To evaluate the age effect on working memory (WM) performance and functional activation after mild traumatic brain injury (MTBI).
Materials and Methods
This study was approved by the local research ethics committee. All participants provided written informed consent. N-back WM cerebral activation was assessed with functional magnetic resonance (MR) imaging in 13 younger (mean age, 26.2 years ± 2.9; range, 21–30 years) and 13 older (mean age, 57.8 years ± 6.6; range, 51–68 years) patients with MTBI and 26 age- and sex-matched control subjects. Two functional MR images were obtained within 1 month after injury and 6 weeks after the initial study. Group comparison and regression analysis were performed among postconcussion symptoms, neuropsychologic tests, and WM activity in both groups.
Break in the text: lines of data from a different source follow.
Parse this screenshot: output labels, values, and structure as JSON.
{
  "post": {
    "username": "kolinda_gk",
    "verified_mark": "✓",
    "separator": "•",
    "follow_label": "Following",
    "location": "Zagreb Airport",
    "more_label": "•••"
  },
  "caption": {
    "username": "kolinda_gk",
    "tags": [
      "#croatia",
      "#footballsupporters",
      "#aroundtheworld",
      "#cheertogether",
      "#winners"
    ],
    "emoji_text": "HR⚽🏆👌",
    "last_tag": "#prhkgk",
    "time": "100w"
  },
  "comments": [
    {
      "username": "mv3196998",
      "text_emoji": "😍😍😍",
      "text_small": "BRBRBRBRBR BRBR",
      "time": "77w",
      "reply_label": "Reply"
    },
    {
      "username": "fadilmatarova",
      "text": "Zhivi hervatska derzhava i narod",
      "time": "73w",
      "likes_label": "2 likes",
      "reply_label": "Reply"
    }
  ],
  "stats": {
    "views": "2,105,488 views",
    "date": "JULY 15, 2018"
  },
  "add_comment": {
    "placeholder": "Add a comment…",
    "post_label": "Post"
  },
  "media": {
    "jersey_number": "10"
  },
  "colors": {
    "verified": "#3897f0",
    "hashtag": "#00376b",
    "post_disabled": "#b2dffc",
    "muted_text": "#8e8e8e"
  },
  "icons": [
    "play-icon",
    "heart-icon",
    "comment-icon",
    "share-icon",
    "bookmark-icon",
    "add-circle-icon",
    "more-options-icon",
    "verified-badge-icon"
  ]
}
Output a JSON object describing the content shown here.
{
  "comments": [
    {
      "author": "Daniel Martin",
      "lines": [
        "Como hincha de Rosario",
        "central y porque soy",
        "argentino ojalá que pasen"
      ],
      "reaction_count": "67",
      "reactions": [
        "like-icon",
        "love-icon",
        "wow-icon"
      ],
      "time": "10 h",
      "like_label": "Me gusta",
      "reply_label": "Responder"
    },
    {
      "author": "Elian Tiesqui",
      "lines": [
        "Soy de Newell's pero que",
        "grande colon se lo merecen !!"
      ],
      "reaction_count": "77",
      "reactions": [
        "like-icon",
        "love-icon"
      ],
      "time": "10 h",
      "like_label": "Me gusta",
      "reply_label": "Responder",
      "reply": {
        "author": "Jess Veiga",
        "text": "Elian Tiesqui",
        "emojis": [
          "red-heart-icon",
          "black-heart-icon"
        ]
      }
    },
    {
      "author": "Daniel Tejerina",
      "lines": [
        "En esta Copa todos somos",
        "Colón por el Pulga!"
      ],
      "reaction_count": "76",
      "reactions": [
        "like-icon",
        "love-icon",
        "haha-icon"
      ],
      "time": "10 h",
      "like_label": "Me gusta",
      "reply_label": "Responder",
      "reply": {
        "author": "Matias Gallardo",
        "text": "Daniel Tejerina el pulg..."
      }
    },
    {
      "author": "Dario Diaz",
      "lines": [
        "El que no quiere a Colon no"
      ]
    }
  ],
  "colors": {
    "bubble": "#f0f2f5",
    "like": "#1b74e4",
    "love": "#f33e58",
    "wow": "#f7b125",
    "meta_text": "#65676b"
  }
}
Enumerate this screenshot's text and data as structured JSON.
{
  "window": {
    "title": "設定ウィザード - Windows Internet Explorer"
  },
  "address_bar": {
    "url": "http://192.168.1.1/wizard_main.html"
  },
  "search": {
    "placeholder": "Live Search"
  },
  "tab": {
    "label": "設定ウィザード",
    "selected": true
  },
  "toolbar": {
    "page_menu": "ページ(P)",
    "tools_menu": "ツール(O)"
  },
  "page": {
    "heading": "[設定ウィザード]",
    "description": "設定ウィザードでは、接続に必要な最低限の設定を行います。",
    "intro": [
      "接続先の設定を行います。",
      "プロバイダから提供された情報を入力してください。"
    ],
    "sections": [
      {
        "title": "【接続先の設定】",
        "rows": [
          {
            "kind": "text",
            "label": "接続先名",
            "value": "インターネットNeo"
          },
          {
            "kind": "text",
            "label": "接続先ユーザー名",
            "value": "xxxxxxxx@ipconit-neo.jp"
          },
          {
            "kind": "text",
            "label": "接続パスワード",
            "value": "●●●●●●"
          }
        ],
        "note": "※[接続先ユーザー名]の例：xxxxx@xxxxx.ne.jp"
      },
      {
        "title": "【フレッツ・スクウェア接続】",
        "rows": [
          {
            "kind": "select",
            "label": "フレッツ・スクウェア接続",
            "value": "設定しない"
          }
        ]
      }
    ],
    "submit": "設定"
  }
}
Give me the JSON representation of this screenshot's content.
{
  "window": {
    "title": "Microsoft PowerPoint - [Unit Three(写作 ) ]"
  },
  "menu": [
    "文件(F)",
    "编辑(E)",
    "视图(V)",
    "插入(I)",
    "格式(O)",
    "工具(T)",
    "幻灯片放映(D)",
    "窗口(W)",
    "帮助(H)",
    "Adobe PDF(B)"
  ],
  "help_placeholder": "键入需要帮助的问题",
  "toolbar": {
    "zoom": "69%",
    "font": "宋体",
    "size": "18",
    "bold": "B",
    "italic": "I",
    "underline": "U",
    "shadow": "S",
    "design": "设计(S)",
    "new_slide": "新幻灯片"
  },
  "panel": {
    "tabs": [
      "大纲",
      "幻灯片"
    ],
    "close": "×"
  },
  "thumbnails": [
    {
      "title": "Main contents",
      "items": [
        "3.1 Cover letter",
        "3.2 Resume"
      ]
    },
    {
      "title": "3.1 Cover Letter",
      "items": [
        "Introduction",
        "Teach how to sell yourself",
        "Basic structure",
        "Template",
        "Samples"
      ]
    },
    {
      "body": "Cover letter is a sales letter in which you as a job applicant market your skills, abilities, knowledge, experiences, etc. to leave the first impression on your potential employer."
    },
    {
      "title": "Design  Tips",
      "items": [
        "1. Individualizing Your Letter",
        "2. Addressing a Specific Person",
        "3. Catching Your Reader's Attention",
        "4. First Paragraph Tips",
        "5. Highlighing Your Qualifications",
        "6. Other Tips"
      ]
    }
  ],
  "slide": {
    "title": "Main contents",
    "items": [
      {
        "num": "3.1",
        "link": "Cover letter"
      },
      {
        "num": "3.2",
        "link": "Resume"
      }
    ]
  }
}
In younger patients, initial hyperactivation was seen in the right precuneus and right inferior parietal gyrus (P = .047 and P = .025, respectively) in two-back greater than one-back conditions compared with younger control subjects, whereas in older patients, hypoactivation was seen in the right precuneus and right inferior frontal gyrus (P = .013 and P =.019, respectively) compared with older control subjects. Increased WM activity was associated with increased postconcussion symptoms in the right precuneus (r = 0.57; P = .026) and right inferior frontal gyrus (r = 0.60; P = .019) and poor WM performance in the right precuneus (r = −0.55; P = .027) in younger patients at initial studies but not in older patients. At follow-up examinations, partial recovery of activation pattern and decreased postconcussion symptoms (P = .04) were observed in younger patients but not in older patients.
The different manifestations of postconcussion symptoms at functional MR imaging between younger and older patients confirmed the important role of age in the activation, modulation, and allocation of WM processing resources after MTBI. These findings also supported that younger patients have better neural plasticity and clinical recovery than do older patients.